Excerpt from “Letters to a Woman Painter”
by Max Beckmann
It is necessary for you, you who now draw near to the motley and tempting realm of art, it is very necessary that you also comprehend how close to danger you are. If you devote yourself to the ascetic life, if you renounce all worldly pleasures, all human things, you may, I suppose, attain a certain concentration; but for the same reason you may also dry up. Now, on the other hand, if you plunge headlong into the arms of passion, you may just as easily burn yourself up! Art, love, and passion are very closely related because everything revolves more or less around knowledge and the enjoyment of beauty in one form or another. And intoxication is beautiful, is it not, my friend?

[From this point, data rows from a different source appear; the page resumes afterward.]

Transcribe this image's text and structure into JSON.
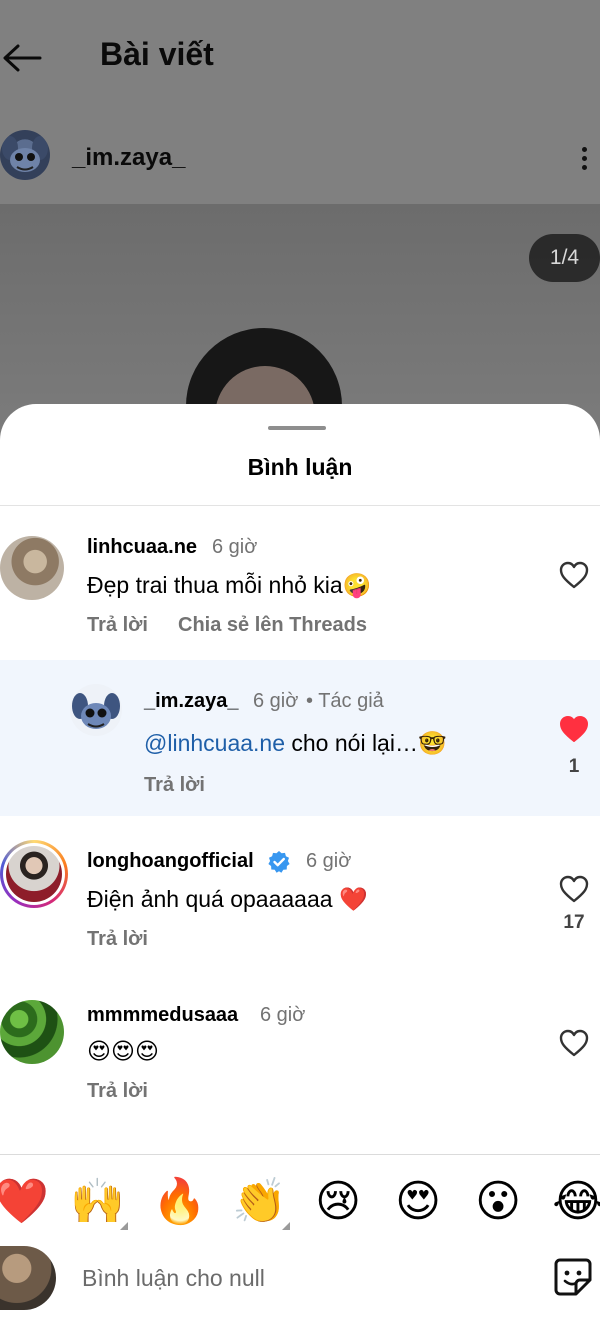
{
  "header": {
    "title": "Bài viết",
    "back_icon": "arrow-left-icon"
  },
  "post": {
    "owner": "_im.zaya_",
    "more_icon": "more-vertical-icon",
    "page_counter": "1/4"
  },
  "sheet": {
    "title": "Bình luận"
  },
  "comments": [
    {
      "user": "linhcuaa.ne",
      "time": "6 giờ",
      "text": "Đẹp trai thua mỗi nhỏ kia",
      "emoji": "🤪",
      "actions": [
        "Trả lời",
        "Chia sẻ lên Threads"
      ],
      "liked": false
    },
    {
      "user": "_im.zaya_",
      "time": "6 giờ",
      "author_tag": "• Tác giả",
      "mention": "@linhcuaa.ne",
      "text": " cho nói lại…",
      "emoji": "🤓",
      "actions": [
        "Trả lời"
      ],
      "liked": true,
      "likes": "1"
    },
    {
      "user": "longhoangofficial",
      "verified": true,
      "time": "6 giờ",
      "text": "Điện ảnh quá opaaaaaa ",
      "emoji": "❤️",
      "actions": [
        "Trả lời"
      ],
      "liked": false,
      "likes": "17"
    },
    {
      "user": "mmmmedusaaa",
      "time": "6 giờ",
      "text": "",
      "emoji": "😍😍😍",
      "actions": [
        "Trả lời"
      ],
      "liked": false
    }
  ],
  "quick_reactions": [
    "❤️",
    "🙌",
    "🔥",
    "👏",
    "😢",
    "😍",
    "😮",
    "😂"
  ],
  "composer": {
    "placeholder": "Bình luận cho null",
    "sticker_icon": "sticker-icon"
  },
  "colors": {
    "like_red": "#ff3040",
    "mention_blue": "#1f5fa8",
    "verified_blue": "#3897f0",
    "reply_bg": "#f1f6fd"
  }
}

Have you not sometimes been with me in the deep hollow of the champagne glass where red lobsters crawl around and black waiters serve red rumbas which make the blood course through your veins as if to a wild dance? Where white dresses and black silk stockings nestle themselves close to the forms of young gods amidst orchid blossoms and the clatter of tambourines? Have you never thought that in the hellish heat of intoxication amongst princes, harlots, and gangsters there is the glamour of life? Or have not the wide seas on hot nights let you dream that we were glowing sparks on flying fish far above the sea and the stars? Splendid was your mask of black fire in which your long hair was burning – and you believed, at last, at last, that you held the young god in your arms who would deliver you from poverty and ardent desire!
Then came the other thing – the cold fire, the glory. Never again, you said, never again shall my will be a slave to another. Now I want to be alone, alone with myself and my will to power and to glory…And uneasy you walk alone through your palace of ice. Because you still do not want to give up the world of delusion, that little “point” still burns within you – the other one! And for that reason you are an artist, my poor child! And on you go, walking in dreams like myself…You dream of my own self in you, you mirror of my soul…
Max Beckmann (1884 – 1950) was a German painter, sculptor, printmaker, and writer. Although often described as an Expressionist, Beckmann disagreed with Expressionist aims, finding their tendency to abstraction frustrating. Hundreds of his works were confiscated by Hitler in 1937, and several were featured in the Degenerate Art exhibition produced by the Nazis in an attempt to denigrate Modern art. Driven into exile, Beckmann eventually found himself in the U.S. The above passage is excerpted from a speech he gave at Stephens College in 1948 explaining his approach to art.